The University of Missouri School of Medicine joins health care organizations across the country to honor the thousands of health care students and professionals serving the unique health needs of an estimated 57 million rural Americans.
Today marks the 10th anniversary of National Rural Health Day, an annual observance by the National Organization of State Offices of Rural Health (NOSORH) every third Thursday of November. Its mission is to “promote the ‘Power of Rural,’ bringing much needed attention to the ongoing efforts to communicate, educate, collaborate and innovate to improve the health of an estimated 57 million rural Americans.”
The MU School of Medicine received an official proclamation of Missouri’s recognition of National Rural Health Day this year from Gov. Mike Parson.
Rural health care is an essential and immediate need for Missourians. While 37% of Missourians live in rural communities, only 18% of Missouri physicians practice there. As the Baby Boom generation ages and needs more care, the crisis will worsen in rural Missouri, where a greater percentage of the population is over the age of 65.
“More Missouri doctors receive their medical degree from MU than from any other institution, so we feel an urgency and an obligation to address this growing health care crisis in our state year-round,” said Steven Zweig, MD, dean of the MU School of Medicine. “We already have several unique programs designed to offer our medical students encounters and training in rural and underserved areas.”

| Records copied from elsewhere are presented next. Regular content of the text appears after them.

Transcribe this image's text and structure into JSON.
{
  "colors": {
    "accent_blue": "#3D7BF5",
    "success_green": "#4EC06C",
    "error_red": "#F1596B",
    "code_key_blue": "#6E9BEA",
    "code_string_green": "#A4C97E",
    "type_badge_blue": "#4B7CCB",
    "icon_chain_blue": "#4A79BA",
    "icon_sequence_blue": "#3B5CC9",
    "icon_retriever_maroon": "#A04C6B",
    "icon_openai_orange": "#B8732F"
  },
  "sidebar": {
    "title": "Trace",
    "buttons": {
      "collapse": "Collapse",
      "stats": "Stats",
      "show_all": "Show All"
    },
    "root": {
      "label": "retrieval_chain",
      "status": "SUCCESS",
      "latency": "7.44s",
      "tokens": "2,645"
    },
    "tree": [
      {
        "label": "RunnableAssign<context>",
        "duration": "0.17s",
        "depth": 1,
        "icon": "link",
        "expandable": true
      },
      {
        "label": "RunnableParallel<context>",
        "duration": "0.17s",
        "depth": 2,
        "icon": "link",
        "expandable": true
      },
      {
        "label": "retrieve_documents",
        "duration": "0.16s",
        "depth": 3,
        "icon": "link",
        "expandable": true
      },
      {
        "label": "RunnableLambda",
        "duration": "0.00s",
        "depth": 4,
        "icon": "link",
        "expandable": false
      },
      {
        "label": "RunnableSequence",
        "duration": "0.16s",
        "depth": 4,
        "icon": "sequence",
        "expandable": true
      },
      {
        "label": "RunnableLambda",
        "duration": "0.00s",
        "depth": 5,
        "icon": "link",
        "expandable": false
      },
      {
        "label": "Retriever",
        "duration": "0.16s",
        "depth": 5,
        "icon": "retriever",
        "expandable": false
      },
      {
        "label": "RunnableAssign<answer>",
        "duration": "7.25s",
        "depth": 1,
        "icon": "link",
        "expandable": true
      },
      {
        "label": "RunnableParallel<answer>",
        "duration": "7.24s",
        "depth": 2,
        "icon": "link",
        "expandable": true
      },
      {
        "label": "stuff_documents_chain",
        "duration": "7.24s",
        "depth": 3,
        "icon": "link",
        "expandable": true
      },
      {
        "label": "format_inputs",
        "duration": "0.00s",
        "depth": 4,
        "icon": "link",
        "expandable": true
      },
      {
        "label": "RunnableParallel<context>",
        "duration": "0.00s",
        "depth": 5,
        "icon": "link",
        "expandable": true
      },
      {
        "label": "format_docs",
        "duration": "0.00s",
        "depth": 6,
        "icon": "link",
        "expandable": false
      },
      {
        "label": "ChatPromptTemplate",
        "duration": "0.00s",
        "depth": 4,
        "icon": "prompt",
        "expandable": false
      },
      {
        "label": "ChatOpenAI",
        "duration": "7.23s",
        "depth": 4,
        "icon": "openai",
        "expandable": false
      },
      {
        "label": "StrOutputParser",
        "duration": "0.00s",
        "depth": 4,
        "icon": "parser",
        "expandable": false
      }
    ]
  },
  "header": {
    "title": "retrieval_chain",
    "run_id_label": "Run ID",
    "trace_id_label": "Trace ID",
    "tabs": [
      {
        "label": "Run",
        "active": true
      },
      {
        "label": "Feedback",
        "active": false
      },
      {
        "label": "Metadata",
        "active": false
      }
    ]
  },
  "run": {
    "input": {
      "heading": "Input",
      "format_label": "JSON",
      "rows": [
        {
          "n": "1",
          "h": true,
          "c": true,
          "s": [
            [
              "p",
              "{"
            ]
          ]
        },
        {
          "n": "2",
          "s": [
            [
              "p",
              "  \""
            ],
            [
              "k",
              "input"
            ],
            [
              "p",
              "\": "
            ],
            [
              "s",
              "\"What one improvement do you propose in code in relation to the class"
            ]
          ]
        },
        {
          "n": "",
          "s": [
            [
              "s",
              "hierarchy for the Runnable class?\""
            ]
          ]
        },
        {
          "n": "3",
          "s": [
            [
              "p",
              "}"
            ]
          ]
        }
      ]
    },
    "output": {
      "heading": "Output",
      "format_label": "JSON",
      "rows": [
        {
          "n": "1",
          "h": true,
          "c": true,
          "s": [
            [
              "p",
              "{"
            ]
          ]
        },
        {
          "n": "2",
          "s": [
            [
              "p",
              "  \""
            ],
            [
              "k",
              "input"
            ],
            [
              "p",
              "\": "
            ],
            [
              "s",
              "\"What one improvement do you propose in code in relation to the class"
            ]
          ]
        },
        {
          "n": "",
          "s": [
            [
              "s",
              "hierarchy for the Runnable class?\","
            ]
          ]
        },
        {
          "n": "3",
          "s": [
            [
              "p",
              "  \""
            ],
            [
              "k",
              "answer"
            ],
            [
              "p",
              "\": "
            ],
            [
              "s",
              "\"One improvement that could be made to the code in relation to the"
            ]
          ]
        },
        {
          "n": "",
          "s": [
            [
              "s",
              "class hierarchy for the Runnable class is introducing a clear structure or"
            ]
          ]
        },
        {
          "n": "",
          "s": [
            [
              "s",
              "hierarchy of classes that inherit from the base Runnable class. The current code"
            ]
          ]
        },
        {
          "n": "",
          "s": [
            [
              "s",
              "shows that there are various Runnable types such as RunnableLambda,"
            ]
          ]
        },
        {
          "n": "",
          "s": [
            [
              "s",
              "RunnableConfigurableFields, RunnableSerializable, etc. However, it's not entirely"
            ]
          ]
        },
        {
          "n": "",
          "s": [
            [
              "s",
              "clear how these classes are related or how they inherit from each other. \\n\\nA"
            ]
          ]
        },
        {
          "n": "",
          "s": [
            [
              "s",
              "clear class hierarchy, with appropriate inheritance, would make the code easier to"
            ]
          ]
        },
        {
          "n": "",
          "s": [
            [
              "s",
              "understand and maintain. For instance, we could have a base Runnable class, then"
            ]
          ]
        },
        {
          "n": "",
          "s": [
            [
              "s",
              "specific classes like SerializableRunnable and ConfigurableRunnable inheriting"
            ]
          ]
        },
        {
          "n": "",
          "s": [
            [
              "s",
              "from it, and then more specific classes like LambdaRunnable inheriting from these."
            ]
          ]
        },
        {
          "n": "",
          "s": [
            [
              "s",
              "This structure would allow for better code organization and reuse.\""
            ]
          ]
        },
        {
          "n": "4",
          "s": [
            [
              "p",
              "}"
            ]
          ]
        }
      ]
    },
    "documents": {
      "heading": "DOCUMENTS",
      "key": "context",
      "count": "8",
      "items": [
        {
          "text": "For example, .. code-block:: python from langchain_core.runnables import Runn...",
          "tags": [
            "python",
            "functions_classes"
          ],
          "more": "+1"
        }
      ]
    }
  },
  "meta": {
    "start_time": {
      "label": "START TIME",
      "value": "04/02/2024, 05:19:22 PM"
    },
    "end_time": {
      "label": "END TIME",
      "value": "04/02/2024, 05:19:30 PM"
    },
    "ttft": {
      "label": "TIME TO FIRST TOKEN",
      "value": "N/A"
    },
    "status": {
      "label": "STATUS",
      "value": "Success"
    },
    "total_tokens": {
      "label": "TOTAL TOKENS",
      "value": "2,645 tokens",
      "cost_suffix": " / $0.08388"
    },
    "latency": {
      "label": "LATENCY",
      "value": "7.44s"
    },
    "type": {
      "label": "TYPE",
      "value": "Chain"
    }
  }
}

The medical school took a step to address the physician shortage with its class expansion project, which included the founding of the Springfield Clinical Campus in 2016. That allowed MU to increase its class sizes from 96 to as many as 128.
Another key initiative is the Rural Scholars Program, which is designed to find and train students to practice medicine in small towns. It recruits students from rural areas through the Bryant Scholars Pre-Admissions Program and gives students clinical experience in rural health care settings during medical school. Of the Rural Scholars program graduates, 48% practice in rural areas and 32% practice in rural Missouri. For Bryant Scholar graduates, 59% practice in rural areas and 49% practice in rural Missouri.
MU’s Rural Scholars program, which this year celebrates its 25th anniversary, received grants in 2019 and 2020 totaling nearly $8 million from the Health Resources and Services Administration (HRSA). The money is being used to expand the Rural Scholars Program and created a Rural Scholars residency in Sedalia, Missouri. Funding also supports:
- Summer Community Program: a summer session for second-year medical students that exposes them to different rural medicine opportunities
- Rural Clerkship Program: an opportunity for third-year medical students to complete up to three clerkships at rural hospitals
- Rural Scholars Elective Program: an opportunity for fourth-year medical students to complete electives in rural, community-based settings
- Medical Simulation Experiences: the Russell D. and Mary B. Shelden Clinical Simulation Center’s mobile simulation vans take the simulation center on the road and will now have top-of-the-line equipment to deliver training and improve the skills of rural learners and providers throughout Missouri
- Health Care Workforce Project: a project that analyzes the characteristics of Missouri's health care workforce by surveying members of health care occupations and professions about characteristics of their professional experience, current jobs and future plans
Investing in rural health education involves established physicians as well as students in training. The Continuing Education for Health Professions programs educate providers on patient-centered care. Through these programs, providers can participate in the Missouri Telehealth Network and Show-Me Echo, initiatives that create a collaborative network of shared medical knowledge. Show-Me Echo has educated 4,486 professionals from 108 of the 114 counties in Missouri about a range of topics including autism, opioids and COVID-19.
MU’s rural health expertise has not gone unnoticed. The Rural Medical Educator group of the National Rural Health Association released “Profiles of Rural Medical Educators” in 2020. The e-book compiles conversations with experts from across the nation on reversing rural physician shortages and Kathleen Quinn, PhD, associate dean for rural health at the medical school, was invited to participate in the project.
Quinn has led the medical school’s rural health programs for almost 20 years and earlier this year was named senior program director for community health engagement and outreach for the University of Missouri. This joint position between the medical school and the University of Missouri Office of Extension and Engagement is a collaborative role that demonstrates MU’s integrated approach to community health as well as its commitment as a land-grant institution to improve the health and well-being of all Missourians.
Quinn is using her relationships across the state to help close the health care gap by prioritizing approaches that will bring new technology and expertise to rural communities, a key aim of the UM System’s NextGen Precision Health initiative. UM System researchers, clinicians and MU Extension community specialists are addressing health care disparities from multiple angles.
“NextGen is not just a building in Columbia,” Quinn said. “This is research, this is partnerships, this is collaboration between the university and communities working together to solve real challenges rural Missourians face.”